While winning awards in the US and Europe, including Best Screenplay at Cannes last May, Leviathan has drawn the ire of Putin-friendly critics in Russia, even though it was partly funded by the state.

The country's Minister of Culture Vladimir Medinsky has said that films like Leviathan, which are "critical of the current government...should not be funded by taxpayers."

When Rodnyansky and Zvyagintsev went to release their film theatrically in Russia, they found themselves running up against new profanity laws, which ban any curse words in films shown in Russian movie theaters. A censored version of Leviathan, with the bad words muted, opened in Russia on February 5, 2015.

But many Russians have already seen an uncensored version of the movie. It was leaked online in January, and has been downloaded more than two million times. Rodnyansky and Zvyagintsev tell us they were furious when they first learned about the leak, but the movie has generated such a response around Russia, they've gotten way more publicity than they ever anticipated. So much interest was generated after the leak, theater owners started approaching them, and while they had initially planned to only release the film on 300 screens, it'll now be showing on 650 screens in Russia.

If Leviathan does win the Academy Award for Best Foreign Language Picture, the filmmakers aren't sure what the official reaction will be in Russia.
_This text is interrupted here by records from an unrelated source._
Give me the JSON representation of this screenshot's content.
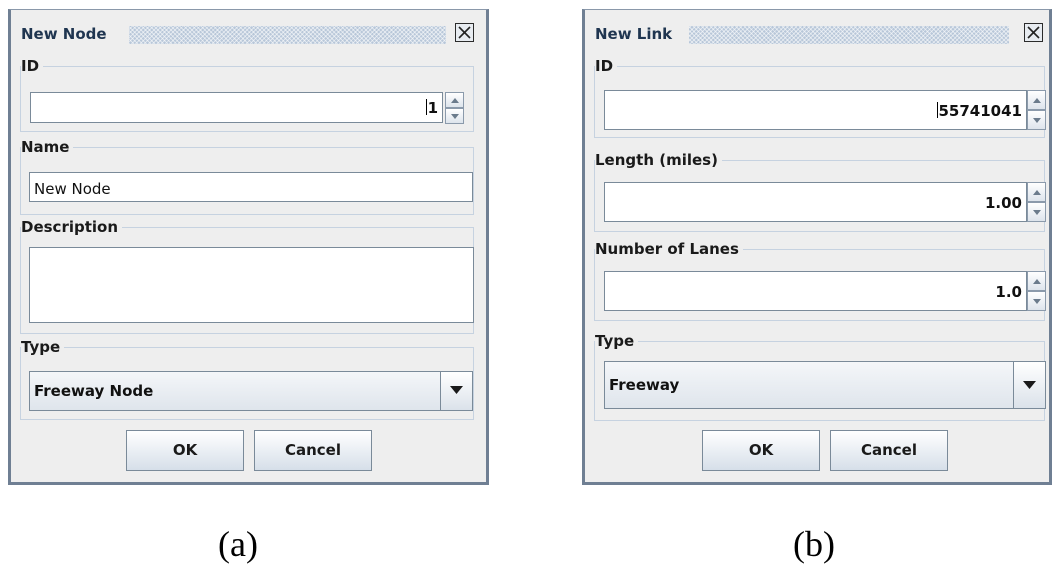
{
  "dialog_a": {
    "title": "New Node",
    "id_label": "ID",
    "id_value": "1",
    "name_label": "Name",
    "name_value": "New Node",
    "description_label": "Description",
    "description_value": "",
    "type_label": "Type",
    "type_value": "Freeway Node",
    "ok_label": "OK",
    "cancel_label": "Cancel"
  },
  "dialog_b": {
    "title": "New Link",
    "id_label": "ID",
    "id_value": "55741041",
    "length_label": "Length (miles)",
    "length_value": "1.00",
    "lanes_label": "Number of Lanes",
    "lanes_value": "1.0",
    "type_label": "Type",
    "type_value": "Freeway",
    "ok_label": "OK",
    "cancel_label": "Cancel"
  },
  "captions": {
    "a": "(a)",
    "b": "(b)"
  },
  "colors": {
    "dialog_background": "#eeeeee",
    "frame_border": "#6f7f93",
    "title_text": "#1f3550",
    "field_border": "#7a8a99"
  },
  "icons": {
    "close": "close-icon",
    "spin_up": "chevron-up-icon",
    "spin_down": "chevron-down-icon",
    "combo_arrow": "triangle-down-icon"
  }
}
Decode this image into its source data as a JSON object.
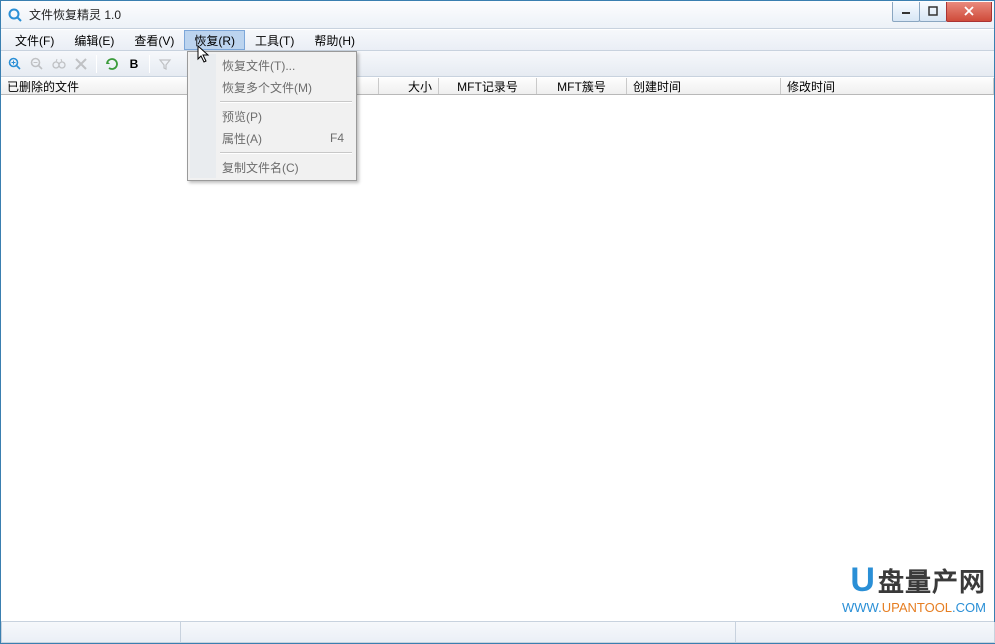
{
  "window": {
    "title": "文件恢复精灵 1.0"
  },
  "menubar": {
    "items": [
      "文件(F)",
      "编辑(E)",
      "查看(V)",
      "恢复(R)",
      "工具(T)",
      "帮助(H)"
    ],
    "active_index": 3
  },
  "dropdown": {
    "items": [
      {
        "label": "恢复文件(T)...",
        "shortcut": ""
      },
      {
        "label": "恢复多个文件(M)",
        "shortcut": ""
      },
      {
        "sep": true
      },
      {
        "label": "预览(P)",
        "shortcut": ""
      },
      {
        "label": "属性(A)",
        "shortcut": "F4"
      },
      {
        "sep": true
      },
      {
        "label": "复制文件名(C)",
        "shortcut": ""
      }
    ]
  },
  "toolbar": {
    "refresh_icon": "refresh",
    "b_label": "B"
  },
  "columns": [
    "已删除的文件",
    "大小",
    "MFT记录号",
    "MFT簇号",
    "创建时间",
    "修改时间"
  ],
  "watermark": {
    "brand_u": "U",
    "brand_rest": "盘量产网",
    "url_prefix": "WWW.",
    "url_mid": "UPANTOOL",
    "url_suffix": ".COM"
  }
}
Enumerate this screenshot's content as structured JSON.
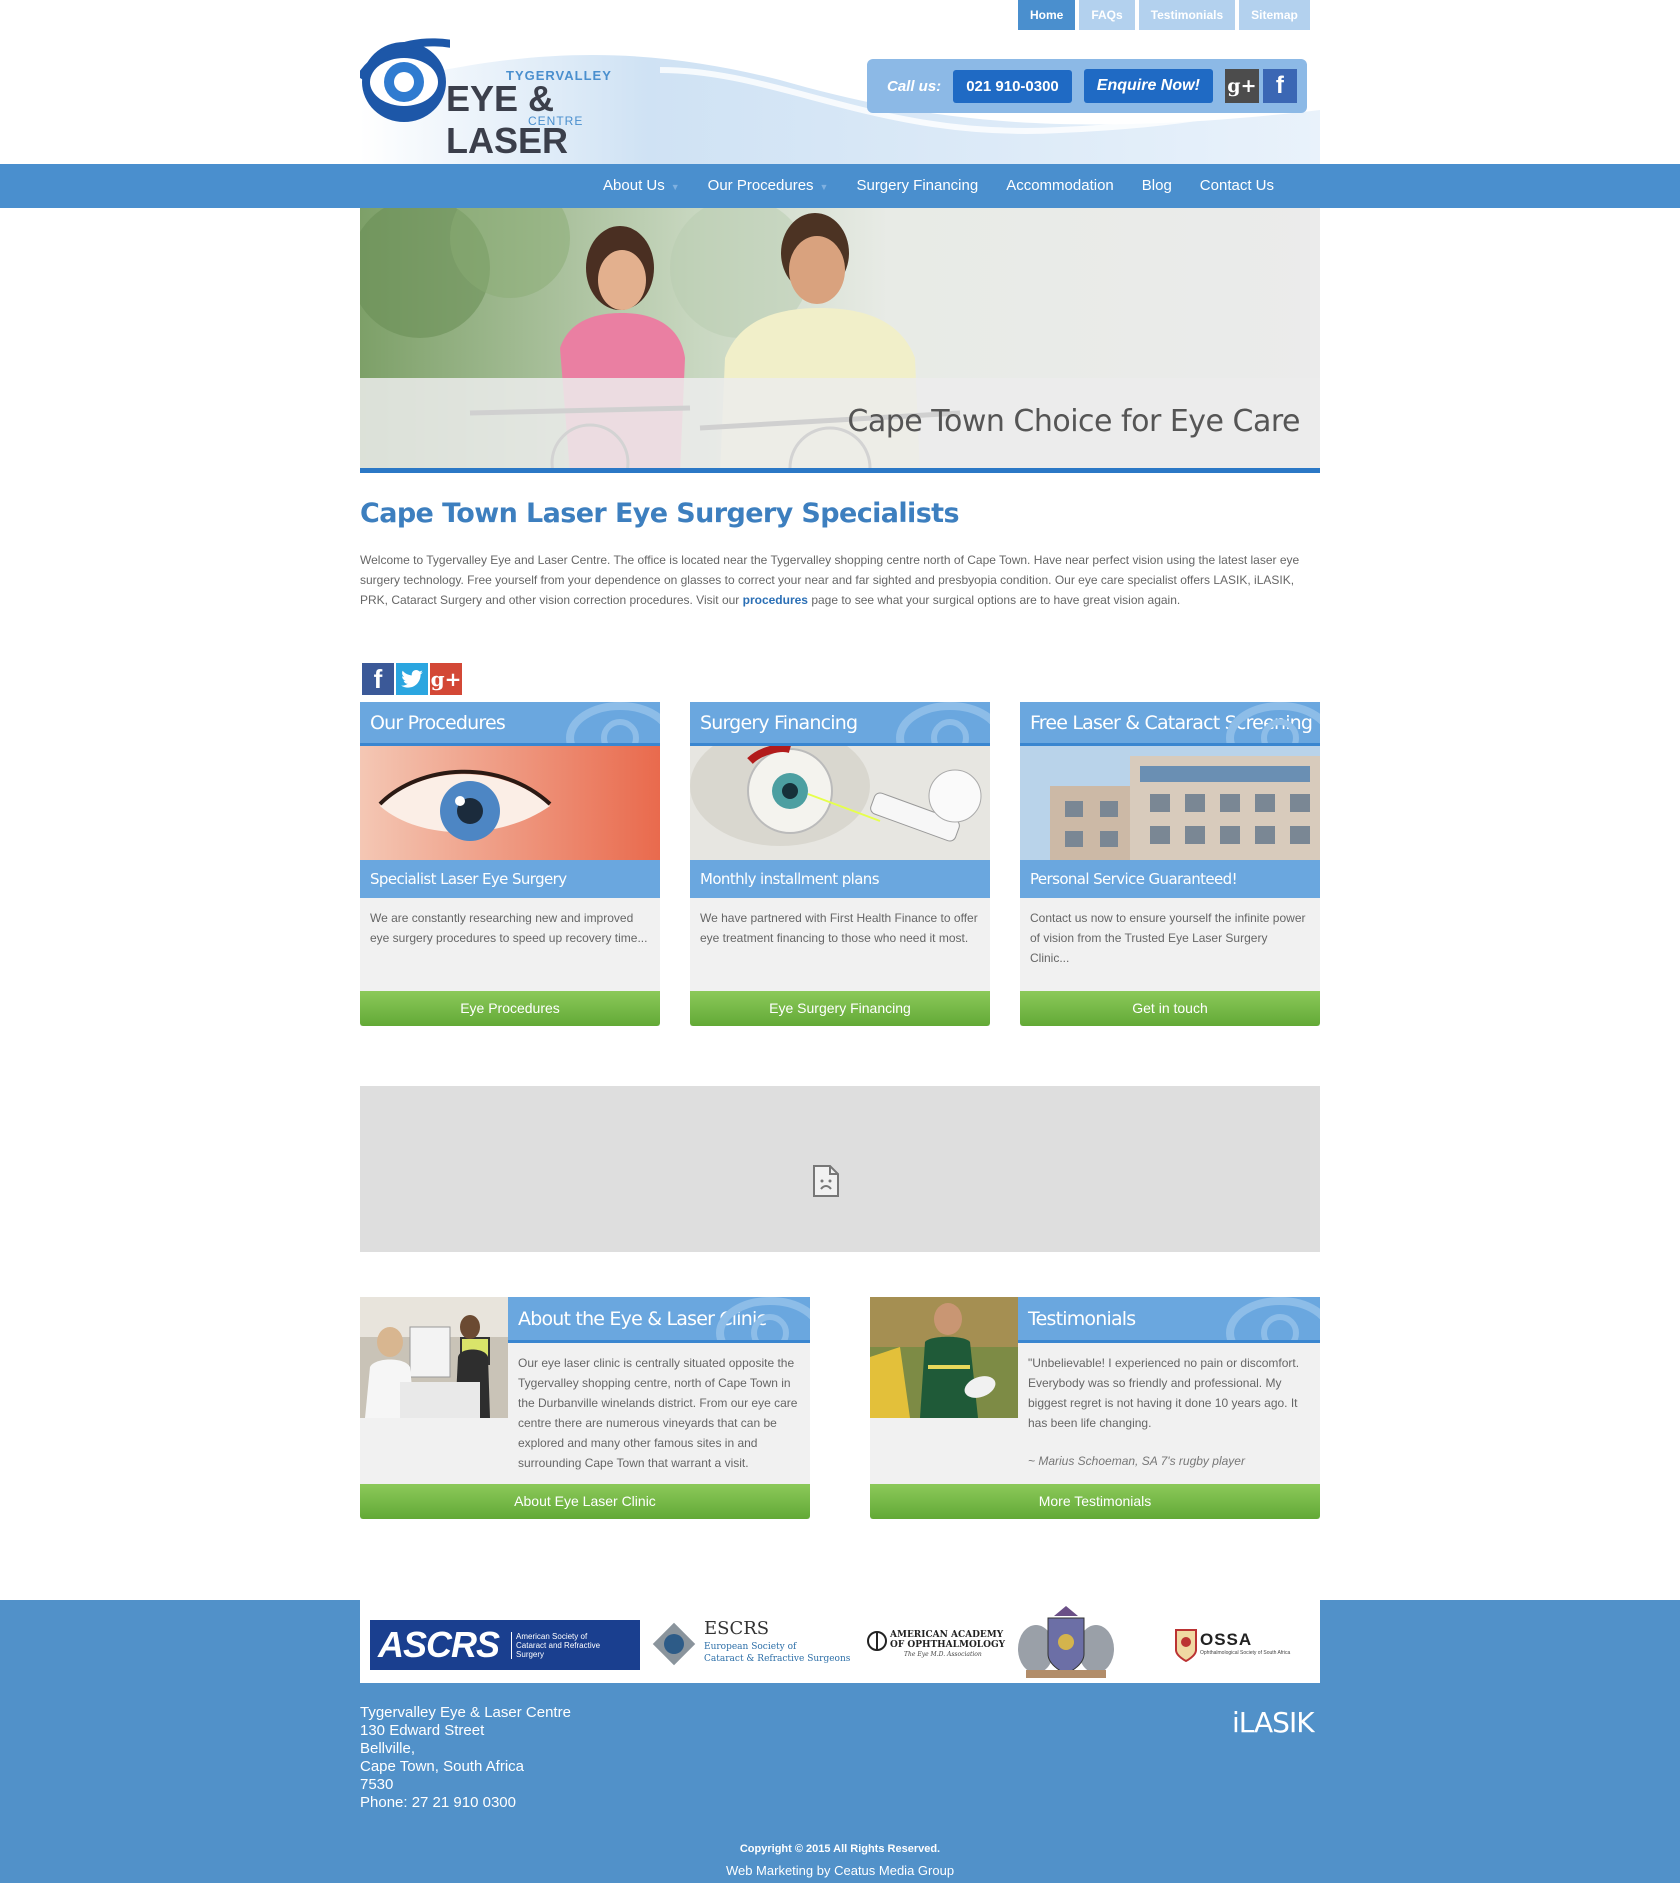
{
  "topnav": {
    "items": [
      "Home",
      "FAQs",
      "Testimonials",
      "Sitemap"
    ]
  },
  "logo": {
    "line1": "TYGERVALLEY",
    "line2": "EYE & LASER",
    "line3": "CENTRE"
  },
  "callbox": {
    "label": "Call us:",
    "phone": "021 910-0300",
    "enquire": "Enquire Now!",
    "gplus": "g+",
    "facebook": "f"
  },
  "mainnav": {
    "items": [
      "About Us",
      "Our Procedures",
      "Surgery Financing",
      "Accommodation",
      "Blog",
      "Contact Us"
    ],
    "caret": "▼"
  },
  "hero": {
    "caption": "Cape Town Choice for Eye Care"
  },
  "intro": {
    "title": "Cape Town Laser Eye Surgery Specialists",
    "text_before": "Welcome to Tygervalley Eye and Laser Centre. The office is located near the Tygervalley shopping centre north of Cape Town. Have near perfect vision using the latest laser eye surgery technology. Free yourself from your dependence on glasses to correct your near and far sighted and presbyopia condition. Our eye care specialist offers LASIK, iLASIK, PRK, Cataract Surgery and other vision correction procedures. Visit our ",
    "link": "procedures",
    "text_after": " page to see what your surgical options are to have great vision again."
  },
  "share": {
    "facebook": "f",
    "twitter": "t",
    "gplus": "g+"
  },
  "cards": [
    {
      "title": "Our Procedures",
      "subtitle": "Specialist Laser Eye Surgery",
      "text": "We are constantly researching new and improved eye surgery procedures to speed up recovery time...",
      "button": "Eye Procedures"
    },
    {
      "title": "Surgery Financing",
      "subtitle": "Monthly installment plans",
      "text": "We have partnered with First Health Finance to offer eye treatment financing to those who need it most.",
      "button": "Eye Surgery Financing"
    },
    {
      "title": "Free Laser & Cataract Screening",
      "subtitle": "Personal Service Guaranteed!",
      "text": "Contact us now to ensure yourself the infinite power of vision from the Trusted Eye Laser Surgery Clinic...",
      "button": "Get in touch"
    }
  ],
  "about": {
    "title": "About the Eye & Laser Clinic",
    "text": "Our eye laser clinic is centrally situated opposite the Tygervalley shopping centre, north of Cape Town in the Durbanville winelands district. From our eye care centre there are numerous vineyards that can be explored and many other famous sites in and surrounding Cape Town that warrant a visit.",
    "button": "About Eye Laser Clinic"
  },
  "testimonials": {
    "title": "Testimonials",
    "quote": "\"Unbelievable! I experienced no pain or discomfort. Everybody was so friendly and professional. My biggest regret is not having it done 10 years ago. It has been life changing.",
    "author": "~ Marius Schoeman, SA 7's rugby player",
    "button": "More Testimonials"
  },
  "partners": {
    "ascrs": "ASCRS",
    "ascrs_sub": "American Society of Cataract and Refractive Surgery",
    "escrs": "ESCRS",
    "escrs_sub1": "European Society of",
    "escrs_sub2": "Cataract & Refractive Surgeons",
    "aao1": "AMERICAN ACADEMY",
    "aao2": "OF OPHTHALMOLOGY",
    "aao3": "The Eye M.D. Association",
    "ossa": "OSSA",
    "ossa_sub": "Ophthalmological Society of South Africa"
  },
  "footer": {
    "address": [
      "Tygervalley Eye & Laser Centre",
      "130 Edward Street",
      "Bellville,",
      "Cape Town, South Africa",
      "7530",
      "Phone: 27 21 910 0300"
    ],
    "ilasik": "iLASIK",
    "copyright": "Copyright © 2015 All Rights Reserved.",
    "credit": "Web Marketing by Ceatus Media Group"
  },
  "colors": {
    "primary": "#4a8fce",
    "card_head": "#6aa7df",
    "button_green": "#62a936",
    "footer": "#5191c9"
  }
}
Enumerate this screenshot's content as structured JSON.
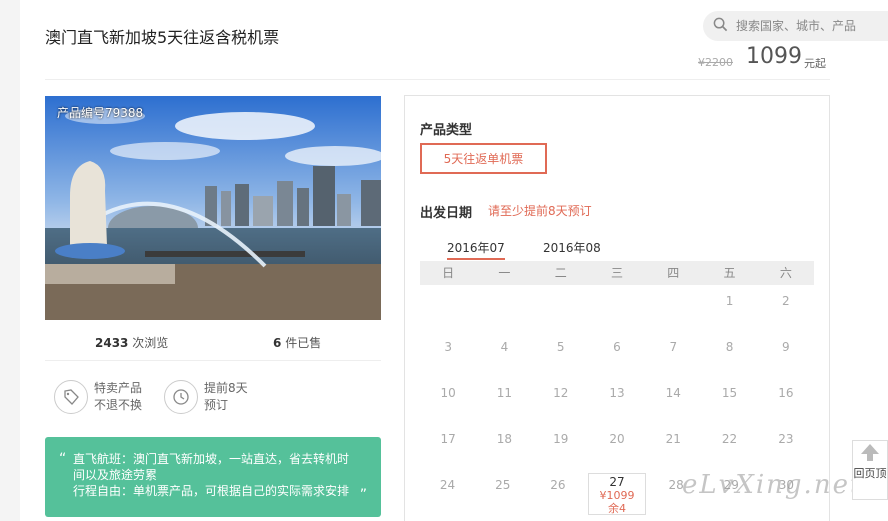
{
  "header": {
    "title": "澳门直飞新加坡5天往返含税机票",
    "search_placeholder": "搜索国家、城市、产品",
    "price_old": "¥2200",
    "price_new": "1099",
    "price_unit": "元起"
  },
  "photo": {
    "product_id": "产品编号79388"
  },
  "stats": {
    "views_num": "2433",
    "views_label": "次浏览",
    "sold_num": "6",
    "sold_label": "件已售"
  },
  "features": [
    {
      "line1": "特卖产品",
      "line2": "不退不换"
    },
    {
      "line1": "提前8天",
      "line2": "预订"
    }
  ],
  "promo": {
    "lines": [
      "直飞航班：澳门直飞新加坡，一站直达，省去转机时",
      "间以及旅途劳累",
      "行程自由：单机票产品，可根据自己的实际需求安排"
    ]
  },
  "booking": {
    "type_label": "产品类型",
    "type_option": "5天往返单机票",
    "date_label": "出发日期",
    "date_note": "请至少提前8天预订",
    "months": [
      "2016年07",
      "2016年08"
    ],
    "weekdays": [
      "日",
      "一",
      "二",
      "三",
      "四",
      "五",
      "六"
    ],
    "selected": {
      "day": "27",
      "price": "¥1099",
      "stock": "余4"
    }
  },
  "calendar_rows": [
    [
      "",
      "",
      "",
      "",
      "",
      "1",
      "2"
    ],
    [
      "3",
      "4",
      "5",
      "6",
      "7",
      "8",
      "9"
    ],
    [
      "10",
      "11",
      "12",
      "13",
      "14",
      "15",
      "16"
    ],
    [
      "17",
      "18",
      "19",
      "20",
      "21",
      "22",
      "23"
    ],
    [
      "24",
      "25",
      "26",
      "27",
      "28",
      "29",
      "30"
    ]
  ],
  "watermark": "eLvXing.net",
  "back_top": "回页顶"
}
When the film won a Golden Globe, the first time a Russian movie had done so since 1969, the award was almost completely ignored by Russian media. But Rodnyansky and Zvyagintsev aren't worried about that. They just hope their film continues to foster discussion and open dialogue, something they say a Russian film hasn't done in years.




Kaitlin Parker